FALSE promises and friendly companionship were tricks used by a trio of abusers who sexually exploited their victim for eight years, a court heard.

Judge Ian Pringle told paedophiles Assad Hussan, Akhtar Dogar and Anjum Dogar they were able to manipulate their victim by making her feel she was "someone worth knowing".

Sentencing at Oxford Crown Court today, he added: "It's clear that it was the reality of you as a group of young men, visiting, socialising and ultimately sexually abusing the young complainant in this case, that has such a profound effect upon her.

"Such a girl with such a background and personality was just perfect prey for those who wish to exploit her sexually and that is precisely what you did."

Prosecutor Stuart Trimmer QC told jurors during the trial the "vulnerable" teenager was groomed by the men who "systematically abused" her for entertainment.

He said the men targeted their victim because of her unstable family background - an alcoholic mother who died when she was a teenager and a father in prison.

The prosecutor said the abuse, which was in locations "hidden" from the public, did not happen by chance and the men preyed upon the girl, unlikely to know who was going to do her harm.

Jurors heard the men would abuse the schoolgirl in a cab, owned by Assad Hussain’s father.

The victim, who lived in children’s homes, was indecently assaulted and raped from the age of 15 while in the car, when it was parked in Jackdaw Lane, off Iffley Road.

Mr Trimmer said the gang had "control" over their victim and were able to groom her because of her desire for attention and affection.

The victim left the city in her late teens but returned in her 20s, when the men would enter her flat while she was out, using a wooden stick to open the front door through the letter box.

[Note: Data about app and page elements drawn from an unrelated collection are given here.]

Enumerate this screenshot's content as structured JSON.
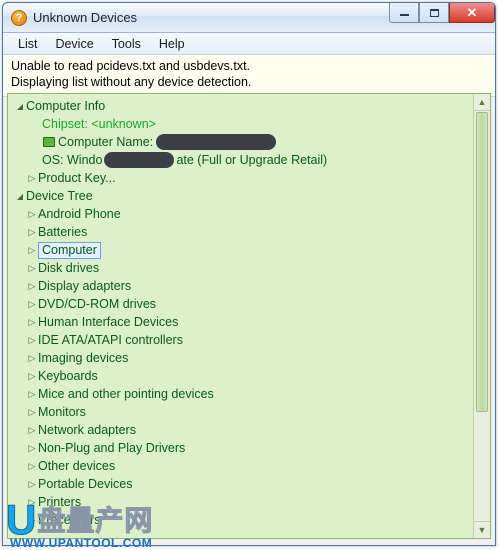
{
  "window": {
    "title": "Unknown Devices"
  },
  "menu": {
    "list": "List",
    "device": "Device",
    "tools": "Tools",
    "help": "Help"
  },
  "warning": {
    "line1": "Unable to read pcidevs.txt and usbdevs.txt.",
    "line2": "Displaying list without any device detection."
  },
  "tree": {
    "computerInfo": {
      "label": "Computer Info",
      "chipset": "Chipset: <unknown>",
      "computerName": "Computer Name:",
      "os_prefix": "OS: Windo",
      "os_suffix": "ate  (Full or Upgrade Retail)",
      "productKey": "Product Key..."
    },
    "deviceTree": {
      "label": "Device Tree",
      "items": [
        "Android Phone",
        "Batteries",
        "Computer",
        "Disk drives",
        "Display adapters",
        "DVD/CD-ROM drives",
        "Human Interface Devices",
        "IDE ATA/ATAPI controllers",
        "Imaging devices",
        "Keyboards",
        "Mice and other pointing devices",
        "Monitors",
        "Network adapters",
        "Non-Plug and Play Drivers",
        "Other devices",
        "Portable Devices",
        "Printers",
        "Processors"
      ],
      "selectedIndex": 2
    }
  },
  "watermark": {
    "text": "盘量产网",
    "url": "WWW.UPANTOOL.COM"
  }
}
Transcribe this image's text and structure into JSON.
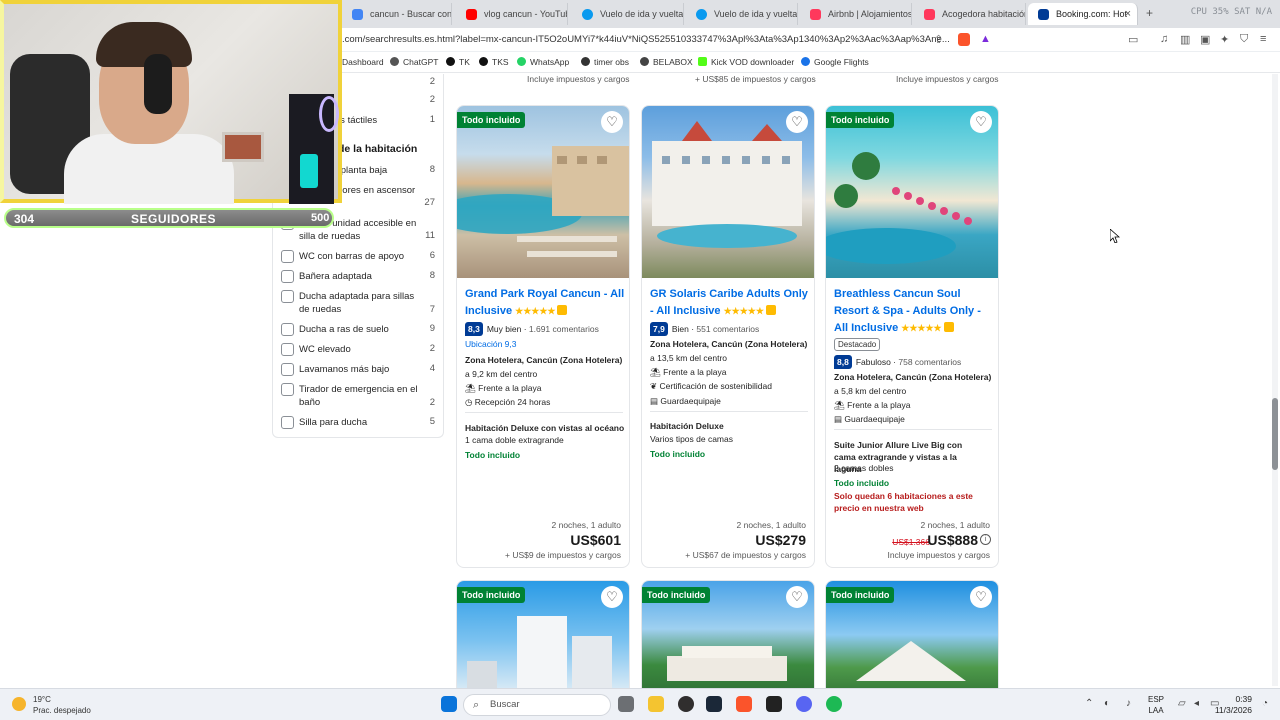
{
  "tabs": [
    {
      "label": "cancun - Buscar con G",
      "color": "#4285f4"
    },
    {
      "label": "vlog cancun - YouTube",
      "color": "#ff0000"
    },
    {
      "label": "Vuelo de ida y vuelta a",
      "color": "#0a9aef"
    },
    {
      "label": "Vuelo de ida y vuelta a",
      "color": "#0a9aef"
    },
    {
      "label": "Airbnb | Alojamientos",
      "color": "#ff385c"
    },
    {
      "label": "Acogedora habitación",
      "color": "#ff385c"
    },
    {
      "label": "Booking.com: Hot",
      "color": "#003b95"
    }
  ],
  "tab_extra": "CPU 35%  SAT N/A",
  "url": ".com/searchresults.es.html?label=mx-cancun-IT5O2oUMYi7*k44iuV*NiQS525510333747%3Apl%3Ata%3Ap1340%3Ap2%3Aac%3Aap%3Ane...",
  "bookmarks": [
    "Dashboard",
    "ChatGPT",
    "TK",
    "TKS",
    "WhatsApp",
    "timer obs",
    "BELABOX",
    "Kick VOD downloader",
    "Google Flights"
  ],
  "overlay": {
    "followers": "304",
    "label": "SEGUIDORES",
    "goal": "500"
  },
  "sidebar": {
    "group_title": "de la habitación",
    "top_rows": [
      {
        "label": "",
        "count": "2"
      },
      {
        "label": "al: braille",
        "count": "2"
      },
      {
        "label": "al: carteles táctiles",
        "count": "1"
      }
    ],
    "rows": [
      {
        "label": "dad en la planta baja",
        "count": "8"
      },
      {
        "label": "sos superiores en ascensor",
        "count": "27"
      },
      {
        "label": "Toda la unidad accesible en silla de ruedas",
        "count": "11"
      },
      {
        "label": "WC con barras de apoyo",
        "count": "6"
      },
      {
        "label": "Bañera adaptada",
        "count": "8"
      },
      {
        "label": "Ducha adaptada para sillas de ruedas",
        "count": "7"
      },
      {
        "label": "Ducha a ras de suelo",
        "count": "9"
      },
      {
        "label": "WC elevado",
        "count": "2"
      },
      {
        "label": "Lavamanos más bajo",
        "count": "4"
      },
      {
        "label": "Tirador de emergencia en el baño",
        "count": "2"
      },
      {
        "label": "Silla para ducha",
        "count": "5"
      }
    ]
  },
  "top_partial": [
    "Incluye impuestos y cargos",
    "+ US$85 de impuestos y cargos",
    "Incluye impuestos y cargos"
  ],
  "cards": [
    {
      "badge": "Todo incluido",
      "title": "Grand Park Royal Cancun - All Inclusive",
      "stars": "★★★★★",
      "score": "8,3",
      "score_word": "Muy bien",
      "reviews": "1.691 comentarios",
      "location_score": "Ubicación 9,3",
      "zone": "Zona Hotelera, Cancún (Zona Hotelera)",
      "distance": "a 9,2 km del centro",
      "feature1": "Frente a la playa",
      "feature2": "Recepción 24 horas",
      "room": "Habitación Deluxe con vistas al océano",
      "beds": "1 cama doble extragrande",
      "plan": "Todo incluido",
      "nights": "2 noches, 1 adulto",
      "price": "US$601",
      "taxes": "+ US$9 de impuestos y cargos"
    },
    {
      "badge": "",
      "title": "GR Solaris Caribe Adults Only - All Inclusive",
      "stars": "★★★★★",
      "score": "7,9",
      "score_word": "Bien",
      "reviews": "551 comentarios",
      "zone": "Zona Hotelera, Cancún (Zona Hotelera)",
      "distance": "a 13,5 km del centro",
      "feature1": "Frente a la playa",
      "feature2": "Certificación de sostenibilidad",
      "feature3": "Guardaequipaje",
      "room": "Habitación Deluxe",
      "beds": "Varios tipos de camas",
      "plan": "Todo incluido",
      "nights": "2 noches, 1 adulto",
      "price": "US$279",
      "taxes": "+ US$67 de impuestos y cargos"
    },
    {
      "badge": "Todo incluido",
      "title": "Breathless Cancun Soul Resort & Spa - Adults Only - All Inclusive",
      "stars": "★★★★★",
      "featured": "Destacado",
      "score": "8,8",
      "score_word": "Fabuloso",
      "reviews": "758 comentarios",
      "zone": "Zona Hotelera, Cancún (Zona Hotelera)",
      "distance": "a 5,8 km del centro",
      "feature1": "Frente a la playa",
      "feature2": "Guardaequipaje",
      "room": "Suite Junior Allure Live Big con cama extragrande y vistas a la laguna",
      "beds": "2 camas dobles",
      "plan": "Todo incluido",
      "scarcity": "Solo quedan 6 habitaciones a este precio en nuestra web",
      "nights": "2 noches, 1 adulto",
      "old_price": "US$1.366",
      "price": "US$888",
      "taxes": "Incluye impuestos y cargos"
    }
  ],
  "bottom_badges": [
    "Todo incluido",
    "Todo incluido",
    "Todo incluido"
  ],
  "taskbar": {
    "temp": "19°C",
    "weather": "Prac. despejado",
    "search": "Buscar",
    "lang1": "ESP",
    "lang2": "LAA",
    "time": "0:39",
    "date": "11/3/2026"
  }
}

It was in that East Oxford flat where she was raped on different occasions by Assad Hussain and Akhtar Dogar - men who both threatened her in Shotover Country Park after she warned them she would speak out about the abuse.

When she took the stand to relive her years of suffering, she branded her younger self "disturbed" and mistrustful of police and social workers.

The mother-of-one said: "At this time I was scared of these men. I was scared of the police, I was scared of losing my son to social services. I realise a lot of what these men said to me was mind games."

She confessed she loved Anjum Dogar, believing he loved her too.